**Exercise prompt**
An image-free, word-for-word version of the records below is to be returned.

**** Supplied records

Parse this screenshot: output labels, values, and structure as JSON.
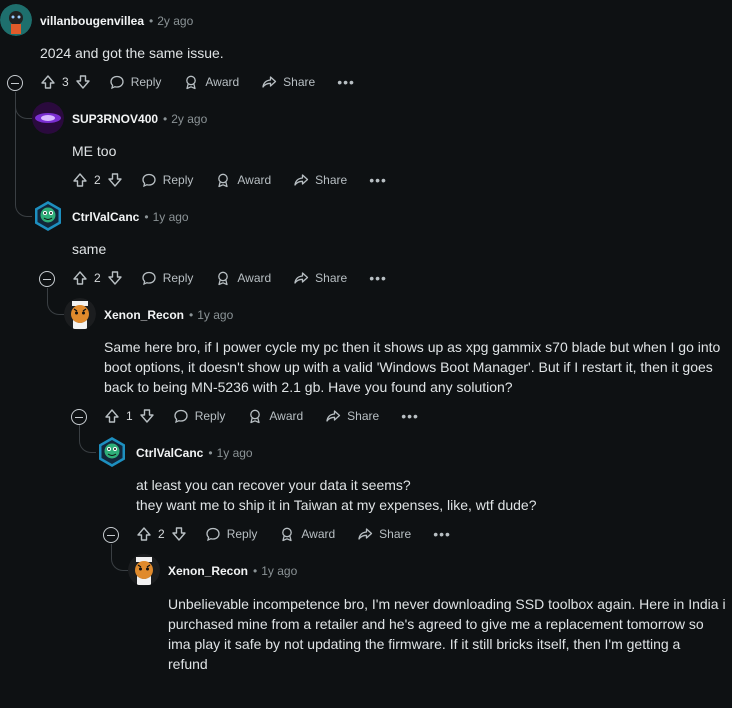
{
  "comments": [
    {
      "author": "villanbougenvillea",
      "time": "2y ago",
      "body": [
        "2024 and got the same issue."
      ],
      "votes": "3",
      "avatar_colors": [
        "#1e6f6d",
        "#e15b2a"
      ]
    },
    {
      "author": "SUP3RNOV400",
      "time": "2y ago",
      "body": [
        "ME too"
      ],
      "votes": "2",
      "avatar_colors": [
        "#2a0a3d",
        "#7a2ed1"
      ]
    },
    {
      "author": "CtrlValCanc",
      "time": "1y ago",
      "body": [
        "same"
      ],
      "votes": "2",
      "avatar_colors": [
        "#1d8fbf",
        "#2fae79"
      ]
    },
    {
      "author": "Xenon_Recon",
      "time": "1y ago",
      "body": [
        "Same here bro, if I power cycle my pc then it shows up as xpg gammix s70 blade but when I go into",
        "boot options, it doesn't show up with a valid 'Windows Boot Manager'. But if I restart it, then it goes",
        "back to being MN-5236 with 2.1 gb. Have you found any solution?"
      ],
      "votes": "1",
      "avatar_colors": [
        "#f2f2f2",
        "#e08a2c"
      ]
    },
    {
      "author": "CtrlValCanc",
      "time": "1y ago",
      "body": [
        "at least you can recover your data it seems?",
        "they want me to ship it in Taiwan at my expenses, like, wtf dude?"
      ],
      "votes": "2",
      "avatar_colors": [
        "#1d8fbf",
        "#2fae79"
      ]
    },
    {
      "author": "Xenon_Recon",
      "time": "1y ago",
      "body": [
        "Unbelievable incompetence bro, I'm never downloading SSD toolbox again. Here in India i",
        "purchased mine from a retailer and he's agreed to give me a replacement tomorrow so",
        "ima play it safe by not updating the firmware. If it still bricks itself, then I'm getting a",
        "refund"
      ],
      "avatar_colors": [
        "#f2f2f2",
        "#e08a2c"
      ]
    }
  ],
  "actions": {
    "reply": "Reply",
    "award": "Award",
    "share": "Share",
    "more": "•••"
  },
  "dot_separator": "•"
}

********

**Task result**
Parse this screenshot: output labels, values, and structure as JSON.
{
  "comments": [
    {
      "author": "villanbougenvillea",
      "time": "2y ago",
      "body": [
        "2024 and got the same issue."
      ],
      "votes": "3",
      "avatar_colors": [
        "#1e6f6d",
        "#e15b2a"
      ]
    },
    {
      "author": "SUP3RNOV400",
      "time": "2y ago",
      "body": [
        "ME too"
      ],
      "votes": "2",
      "avatar_colors": [
        "#2a0a3d",
        "#7a2ed1"
      ]
    },
    {
      "author": "CtrlValCanc",
      "time": "1y ago",
      "body": [
        "same"
      ],
      "votes": "2",
      "avatar_colors": [
        "#1d8fbf",
        "#2fae79"
      ]
    },
    {
      "author": "Xenon_Recon",
      "time": "1y ago",
      "body": [
        "Same here bro, if I power cycle my pc then it shows up as xpg gammix s70 blade but when I go into",
        "boot options, it doesn't show up with a valid 'Windows Boot Manager'. But if I restart it, then it goes",
        "back to being MN-5236 with 2.1 gb. Have you found any solution?"
      ],
      "votes": "1",
      "avatar_colors": [
        "#f2f2f2",
        "#e08a2c"
      ]
    },
    {
      "author": "CtrlValCanc",
      "time": "1y ago",
      "body": [
        "at least you can recover your data it seems?",
        "they want me to ship it in Taiwan at my expenses, like, wtf dude?"
      ],
      "votes": "2",
      "avatar_colors": [
        "#1d8fbf",
        "#2fae79"
      ]
    },
    {
      "author": "Xenon_Recon",
      "time": "1y ago",
      "body": [
        "Unbelievable incompetence bro, I'm never downloading SSD toolbox again. Here in India i",
        "purchased mine from a retailer and he's agreed to give me a replacement tomorrow so",
        "ima play it safe by not updating the firmware. If it still bricks itself, then I'm getting a",
        "refund"
      ],
      "avatar_colors": [
        "#f2f2f2",
        "#e08a2c"
      ]
    }
  ],
  "actions": {
    "reply": "Reply",
    "award": "Award",
    "share": "Share",
    "more": "•••"
  },
  "dot_separator": "•"
}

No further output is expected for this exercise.